Seasonal Considerations

Solar panels are functional in winter, although their overall energy output may decline during particularly harsh winters due to snow accumulation on the panels. In the northern hemisphere, the sun’s position is lower in the sky during winter. To mitigate the drop in winter production, you might consider installing your panels at a steeper angle than your geographic latitude suggests—around 60 degrees is often optimal. This allows panels to capture direct sunlight when the sun is lower. Additionally, a steeper angle helps snow slide off the panels more easily, preventing long-lasting snow cover that would reduce power output.

Another strategy to reduce seasonal fluctuations in solar energy production is to adjust the tilt of your panels semi-annually, typically in the spring and fall. For example, a solar array at a 40-degree latitude can achieve an energy boost of about 4% by adjusting the angle twice a year.
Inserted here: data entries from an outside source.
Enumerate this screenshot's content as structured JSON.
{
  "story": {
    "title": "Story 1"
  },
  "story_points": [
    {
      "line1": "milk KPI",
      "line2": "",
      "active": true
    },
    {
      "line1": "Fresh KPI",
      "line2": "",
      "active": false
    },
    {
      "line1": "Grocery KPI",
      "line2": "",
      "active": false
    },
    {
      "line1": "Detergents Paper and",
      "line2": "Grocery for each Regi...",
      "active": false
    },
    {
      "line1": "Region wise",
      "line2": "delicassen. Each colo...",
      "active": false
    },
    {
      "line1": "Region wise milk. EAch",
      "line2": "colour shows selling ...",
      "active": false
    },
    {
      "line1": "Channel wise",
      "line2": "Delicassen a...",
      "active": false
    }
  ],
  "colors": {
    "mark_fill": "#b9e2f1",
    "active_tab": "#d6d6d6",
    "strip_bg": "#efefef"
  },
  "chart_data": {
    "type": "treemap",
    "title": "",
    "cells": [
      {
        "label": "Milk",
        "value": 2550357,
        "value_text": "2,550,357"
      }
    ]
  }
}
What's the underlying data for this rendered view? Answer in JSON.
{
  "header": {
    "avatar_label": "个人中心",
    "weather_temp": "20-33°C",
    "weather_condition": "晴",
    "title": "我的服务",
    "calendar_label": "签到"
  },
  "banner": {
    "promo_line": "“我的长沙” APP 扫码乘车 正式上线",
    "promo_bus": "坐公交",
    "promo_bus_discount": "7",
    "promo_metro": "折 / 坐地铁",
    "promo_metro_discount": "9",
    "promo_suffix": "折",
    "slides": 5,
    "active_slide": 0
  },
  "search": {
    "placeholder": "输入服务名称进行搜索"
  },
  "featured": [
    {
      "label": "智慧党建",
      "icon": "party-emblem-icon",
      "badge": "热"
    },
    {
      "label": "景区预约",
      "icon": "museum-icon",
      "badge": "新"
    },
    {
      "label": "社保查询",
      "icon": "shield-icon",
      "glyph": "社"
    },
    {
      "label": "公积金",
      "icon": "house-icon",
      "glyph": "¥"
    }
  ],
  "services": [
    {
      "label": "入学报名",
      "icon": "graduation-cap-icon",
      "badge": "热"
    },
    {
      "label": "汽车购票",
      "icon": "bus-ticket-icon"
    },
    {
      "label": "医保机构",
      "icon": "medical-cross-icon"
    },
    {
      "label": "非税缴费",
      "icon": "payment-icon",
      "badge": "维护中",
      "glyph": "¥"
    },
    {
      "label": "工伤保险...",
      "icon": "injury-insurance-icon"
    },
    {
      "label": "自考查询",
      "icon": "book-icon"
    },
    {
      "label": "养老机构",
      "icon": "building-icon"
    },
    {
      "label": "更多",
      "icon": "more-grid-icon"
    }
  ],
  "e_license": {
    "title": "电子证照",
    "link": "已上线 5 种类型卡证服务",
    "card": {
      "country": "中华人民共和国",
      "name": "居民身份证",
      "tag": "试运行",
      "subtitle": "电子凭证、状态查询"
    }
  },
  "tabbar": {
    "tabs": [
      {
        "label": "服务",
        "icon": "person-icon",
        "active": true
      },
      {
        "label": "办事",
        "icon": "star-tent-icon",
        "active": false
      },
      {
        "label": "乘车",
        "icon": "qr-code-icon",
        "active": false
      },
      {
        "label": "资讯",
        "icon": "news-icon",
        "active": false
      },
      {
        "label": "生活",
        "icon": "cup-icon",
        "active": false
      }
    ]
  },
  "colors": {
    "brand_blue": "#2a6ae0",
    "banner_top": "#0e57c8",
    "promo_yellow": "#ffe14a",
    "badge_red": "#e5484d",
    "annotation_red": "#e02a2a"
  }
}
If you’re considering this approach, it’s generally recommended to shift to the winter angle around September 15th and then adjust to the spring and summer angles around March 15th.

Considering these seasonal factors, you can optimize your solar energy system for more consistent yearly performance.

Solar Panel Efficiency

Direction vs. Angle: What’s More Crucial for Solar Panel Efficiency

While the angle and the direction of your solar panels play significant roles in energy production, the direction generally takes precedence. As mentioned earlier, solar panels in the northern hemisphere should ideally face south to maximize exposure to sunlight, given that the sun predominantly appears in the southern half of the sky.

Opting for an optimal tilt but suboptimal direction would be counterproductive. For instance, in Boston, a solar panel system tilted at 30 degrees but facing south will outperform a system tilted at 42 degrees but facing north in terms of electricity production.

Frequently Asked Questions About Optimal Solar Panel Angles

Determining your solar panels’ right angle and orientation involves various factors, leaving some homeowners with questions. Here are answers to some commonly asked questions to help clarify optimal solar panel setup.

How to Determine the Best Angle for Solar Panels?

The ideal angle for your solar panels largely depends on your geographical location. Generally, a good rule of thumb is to tilt them in a manner that faces them as directly toward the sun as possible. For most people in the U.S., the optimal angle tends to be close to or equal to the latitude of your residence, often falling between 30 and 45 degrees.

What is the Best Direction for Solar Panels?

In the northern part, the optimal direction for solar panels is facing south. The sun predominantly resides in the southern half of the sky, so a south-facing orientation ensures maximum exposure to sunlight. It’s advisable not to compromise on the direction to achieve the best tilt angle.

Is it Worth Tilting Your Solar Panels?

Tilting your solar panels can significantly enhance their efficiency in capturing solar energy. Aligning the tilt with your home’s latitude can maximize your solar power system’s average output throughout the year.

Should Solar Panels Face East or West?

While facing solar panels east or west is not ideal for capturing the maximum amount of sunlight, it’s still possible to generate reasonable energy output and savings in those orientations.

Do Solar Panels Need to be South-facing?

Although solar panels don’t strictly need to be south-facing, a southward orientation is preferable for optimal energy output. This will usually outperform systems facing east or west. North-facing panels are generally considered the least effective in terms of energy production.